The court was reluctant to extend the discovery timeline because of “the additional delay that bifurcated discovery would impose, should defendant fail to win on summary judgment.” The court also considered “the potential expenses associated with its determination here” and noted that the purported class would include approximately 550 applicants and that seemed to be a “manageable corpus.” Moreover, the court opined that the lender’s “true concern may not be economic cost, but litigation risk” and such “litigation risk is not properly considered in measuring the burden of discovery.”
Finally, the court cited “the interests of justice in determining the most appropriate structure for discovery.” The allegations “portray routine, if not serial, misdirection and delay in the HAMP loan modification process.” The court found that the plaintiffs had “sufficiently alleged that Defendant’s policy of delay and obfuscation misled Plaintiffs as to the status of their loan modification application.” Although the court acknowledged that such “allegations are as yet unproven,” it viewed the allegations as “hardly surprising, given the larger environment surrounding HAMP.” The court noted that “federal courts have seen no shortage of complaints alleging unscrupulous conduct in the processing of HAMP applications….” At least seven such cases had been filed in the Eastern and Southern districts of New York and the subject lender had been a named defendant in a California case involving the subject type of litigation.
The court also found it “ironic” that the lender “accused of ‘routinely ask[ing] homeowners to resubmit financial information on pretextual grounds; mislead[ing] homeowners over the phone; and ignor[ing] completed loan modifications in what is fairly read to be a series of steps designed to string along loan modification applicants,’…now seeks to establish procedural hurdles that may fairly be read to string along the adjudication of plaintiffs’ legal action. The proposed path appears neither just nor fair.”
Moreover, “the named plaintiffs’ claims, even on their own, require discovery into the scope of the harm [lender] allegedly worked on other homeowners.” A plaintiff asserting a GBL Section 349 claim “must demonstrate that the acts or practices have a broader impact on consumers at large” and “private contract disputes between the parties do not fall within the ambit of the statute.” Thus, the plaintiffs must demonstrate that the lender “misled other New York homeowners during the HAMP application process in order to survive summary judgment” and “such evidence may likely be available only through discovery into [lender's] records of other HAMP applications.” Thus, the court believed that limiting discovery to the merits of the plaintiffs’ individual claim, “could be tantamount to deciding the case in favor of defendant.” The court emphasized that the plaintiffs “not only have the right, but an obligation, to conduct discovery concerning the merits of other potential plaintiffs merely to establish the bona fides of their own claim.”

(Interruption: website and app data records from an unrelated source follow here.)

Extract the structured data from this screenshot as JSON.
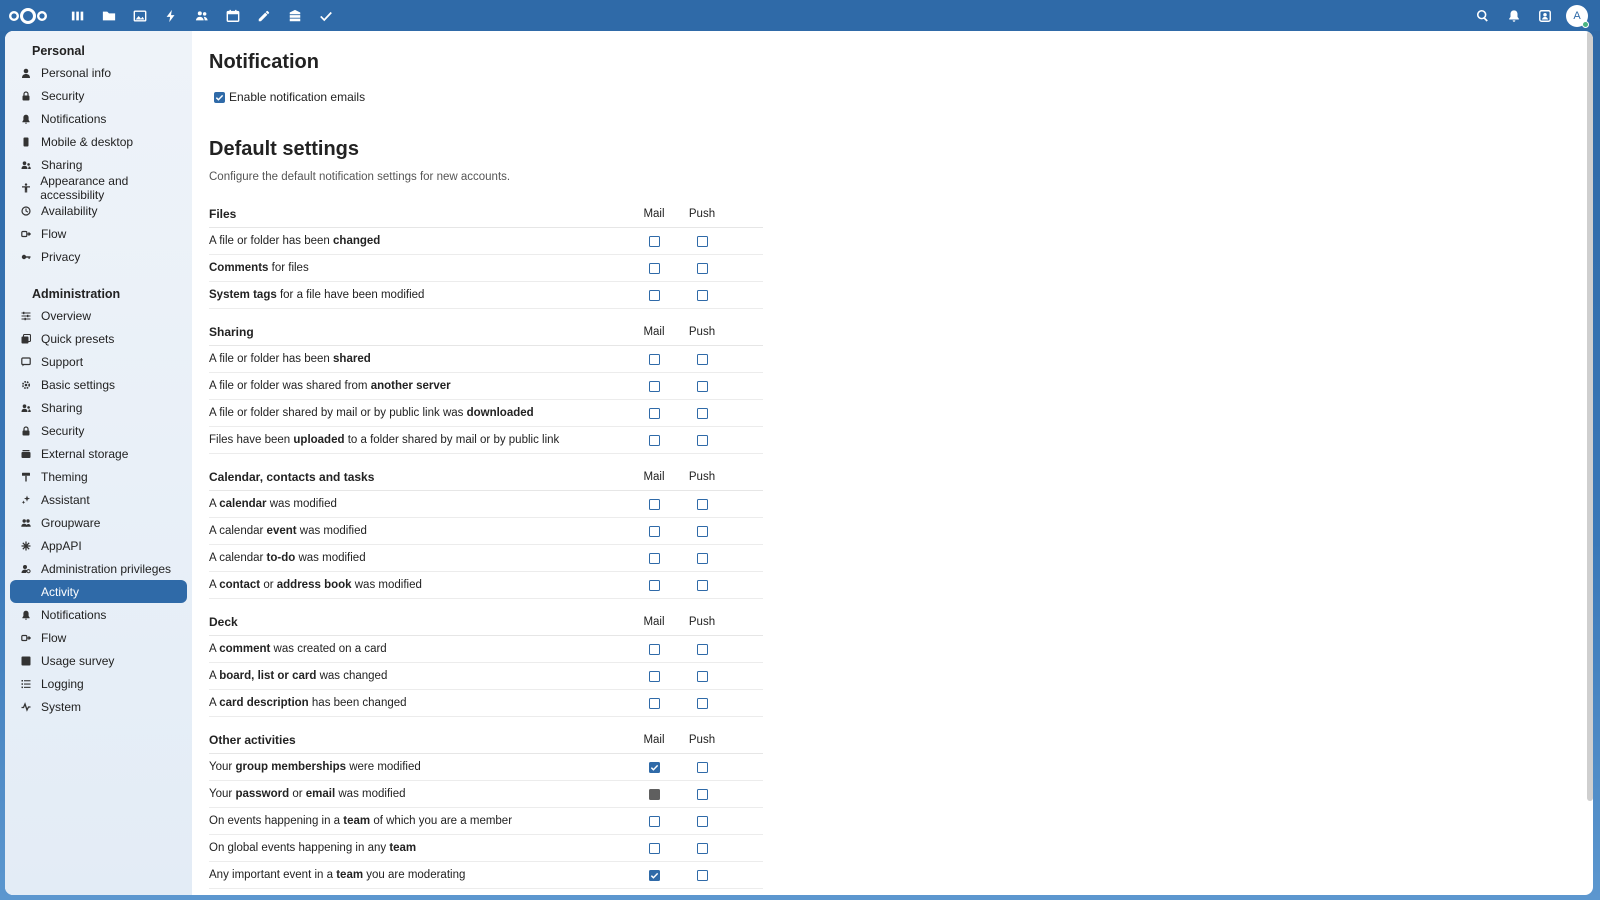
{
  "topbar": {
    "apps": [
      {
        "name": "dashboard",
        "icon": "dashboard-icon"
      },
      {
        "name": "files",
        "icon": "folder-icon"
      },
      {
        "name": "photos",
        "icon": "image-icon"
      },
      {
        "name": "activity",
        "icon": "lightning-icon"
      },
      {
        "name": "contacts",
        "icon": "contacts-icon"
      },
      {
        "name": "calendar",
        "icon": "calendar-icon"
      },
      {
        "name": "notes",
        "icon": "pencil-icon"
      },
      {
        "name": "deck",
        "icon": "deck-icon"
      },
      {
        "name": "tasks",
        "icon": "check-icon"
      }
    ],
    "avatar_initial": "A"
  },
  "sidebar": {
    "personal_heading": "Personal",
    "personal_items": [
      {
        "label": "Personal info",
        "icon": "user-icon"
      },
      {
        "label": "Security",
        "icon": "lock-icon"
      },
      {
        "label": "Notifications",
        "icon": "bell-icon"
      },
      {
        "label": "Mobile & desktop",
        "icon": "phone-icon"
      },
      {
        "label": "Sharing",
        "icon": "share-icon"
      },
      {
        "label": "Appearance and accessibility",
        "icon": "accessibility-icon"
      },
      {
        "label": "Availability",
        "icon": "clock-icon"
      },
      {
        "label": "Flow",
        "icon": "flow-icon"
      },
      {
        "label": "Privacy",
        "icon": "key-icon"
      }
    ],
    "admin_heading": "Administration",
    "admin_items": [
      {
        "label": "Overview",
        "icon": "sliders-icon"
      },
      {
        "label": "Quick presets",
        "icon": "presets-icon"
      },
      {
        "label": "Support",
        "icon": "support-icon"
      },
      {
        "label": "Basic settings",
        "icon": "gear-icon"
      },
      {
        "label": "Sharing",
        "icon": "share-icon"
      },
      {
        "label": "Security",
        "icon": "lock-icon"
      },
      {
        "label": "External storage",
        "icon": "storage-icon"
      },
      {
        "label": "Theming",
        "icon": "paint-icon"
      },
      {
        "label": "Assistant",
        "icon": "sparkle-icon"
      },
      {
        "label": "Groupware",
        "icon": "group-icon"
      },
      {
        "label": "AppAPI",
        "icon": "api-icon"
      },
      {
        "label": "Administration privileges",
        "icon": "admin-icon"
      },
      {
        "label": "Activity",
        "icon": "lightning-icon",
        "active": true
      },
      {
        "label": "Notifications",
        "icon": "bell-icon"
      },
      {
        "label": "Flow",
        "icon": "flow-icon"
      },
      {
        "label": "Usage survey",
        "icon": "chart-icon"
      },
      {
        "label": "Logging",
        "icon": "list-icon"
      },
      {
        "label": "System",
        "icon": "pulse-icon"
      }
    ]
  },
  "main": {
    "title": "Notification",
    "enable_label": "Enable notification emails",
    "enable_checked": true,
    "default_title": "Default settings",
    "default_desc": "Configure the default notification settings for new accounts.",
    "col_mail": "Mail",
    "col_push": "Push",
    "sections": [
      {
        "name": "Files",
        "rows": [
          {
            "parts": [
              [
                "A file or folder has been ",
                false
              ],
              [
                "changed",
                true
              ]
            ],
            "mail": "off",
            "push": "off"
          },
          {
            "parts": [
              [
                "Comments",
                true
              ],
              [
                " for files",
                false
              ]
            ],
            "mail": "off",
            "push": "off"
          },
          {
            "parts": [
              [
                "System tags",
                true
              ],
              [
                " for a file have been modified",
                false
              ]
            ],
            "mail": "off",
            "push": "off"
          }
        ]
      },
      {
        "name": "Sharing",
        "rows": [
          {
            "parts": [
              [
                "A file or folder has been ",
                false
              ],
              [
                "shared",
                true
              ]
            ],
            "mail": "off",
            "push": "off"
          },
          {
            "parts": [
              [
                "A file or folder was shared from ",
                false
              ],
              [
                "another server",
                true
              ]
            ],
            "mail": "off",
            "push": "off"
          },
          {
            "parts": [
              [
                "A file or folder shared by mail or by public link was ",
                false
              ],
              [
                "downloaded",
                true
              ]
            ],
            "mail": "off",
            "push": "off"
          },
          {
            "parts": [
              [
                "Files have been ",
                false
              ],
              [
                "uploaded",
                true
              ],
              [
                " to a folder shared by mail or by public link",
                false
              ]
            ],
            "mail": "off",
            "push": "off"
          }
        ]
      },
      {
        "name": "Calendar, contacts and tasks",
        "rows": [
          {
            "parts": [
              [
                "A ",
                false
              ],
              [
                "calendar",
                true
              ],
              [
                " was modified",
                false
              ]
            ],
            "mail": "off",
            "push": "off"
          },
          {
            "parts": [
              [
                "A calendar ",
                false
              ],
              [
                "event",
                true
              ],
              [
                " was modified",
                false
              ]
            ],
            "mail": "off",
            "push": "off"
          },
          {
            "parts": [
              [
                "A calendar ",
                false
              ],
              [
                "to-do",
                true
              ],
              [
                " was modified",
                false
              ]
            ],
            "mail": "off",
            "push": "off"
          },
          {
            "parts": [
              [
                "A ",
                false
              ],
              [
                "contact",
                true
              ],
              [
                " or ",
                false
              ],
              [
                "address book",
                true
              ],
              [
                " was modified",
                false
              ]
            ],
            "mail": "off",
            "push": "off"
          }
        ]
      },
      {
        "name": "Deck",
        "rows": [
          {
            "parts": [
              [
                "A ",
                false
              ],
              [
                "comment",
                true
              ],
              [
                " was created on a card",
                false
              ]
            ],
            "mail": "off",
            "push": "off"
          },
          {
            "parts": [
              [
                "A ",
                false
              ],
              [
                "board, list or card",
                true
              ],
              [
                " was changed",
                false
              ]
            ],
            "mail": "off",
            "push": "off"
          },
          {
            "parts": [
              [
                "A ",
                false
              ],
              [
                "card description",
                true
              ],
              [
                " has been changed",
                false
              ]
            ],
            "mail": "off",
            "push": "off"
          }
        ]
      },
      {
        "name": "Other activities",
        "rows": [
          {
            "parts": [
              [
                "Your ",
                false
              ],
              [
                "group memberships",
                true
              ],
              [
                " were modified",
                false
              ]
            ],
            "mail": "on",
            "push": "off"
          },
          {
            "parts": [
              [
                "Your ",
                false
              ],
              [
                "password",
                true
              ],
              [
                " or ",
                false
              ],
              [
                "email",
                true
              ],
              [
                " was modified",
                false
              ]
            ],
            "mail": "disabled",
            "push": "off"
          },
          {
            "parts": [
              [
                "On events happening in a ",
                false
              ],
              [
                "team",
                true
              ],
              [
                " of which you are a member",
                false
              ]
            ],
            "mail": "off",
            "push": "off"
          },
          {
            "parts": [
              [
                "On global events happening in any ",
                false
              ],
              [
                "team",
                true
              ]
            ],
            "mail": "off",
            "push": "off"
          },
          {
            "parts": [
              [
                "Any important event in a ",
                false
              ],
              [
                "team",
                true
              ],
              [
                " you are moderating",
                false
              ]
            ],
            "mail": "on",
            "push": "off"
          }
        ]
      }
    ]
  },
  "colors": {
    "primary": "#2f6aa8",
    "disabled_checkbox": "#5f5f5f"
  }
}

Finally, the court warned that the subject decision “is not a license to pursue discovery however [the plaintiffs] see fit.” The plaintiffs are obligated “to move for class certification at an early practicable time, and the parties’ discovery requests should be tailored as such.”

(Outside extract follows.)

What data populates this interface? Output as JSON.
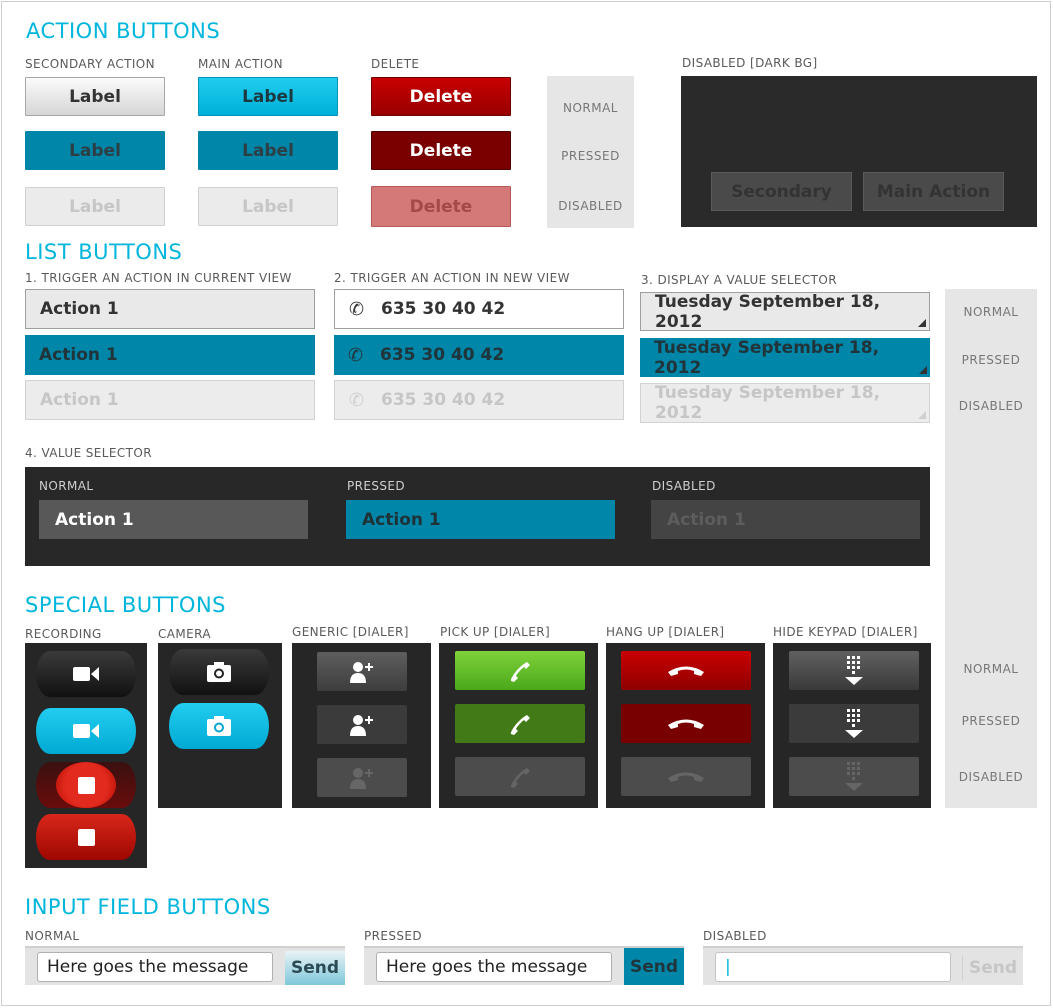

Pandit v. Saxon Mortgage Services, CV 11-3935, NYLJ 1202603324622, at *1 (EDNY, Decided June 5, 2013), Brown, J. (Magistrate).
Scott E. Mollen is a partner at Herrick, Feinstein and an adjunct professor at St. John’s University School of Law.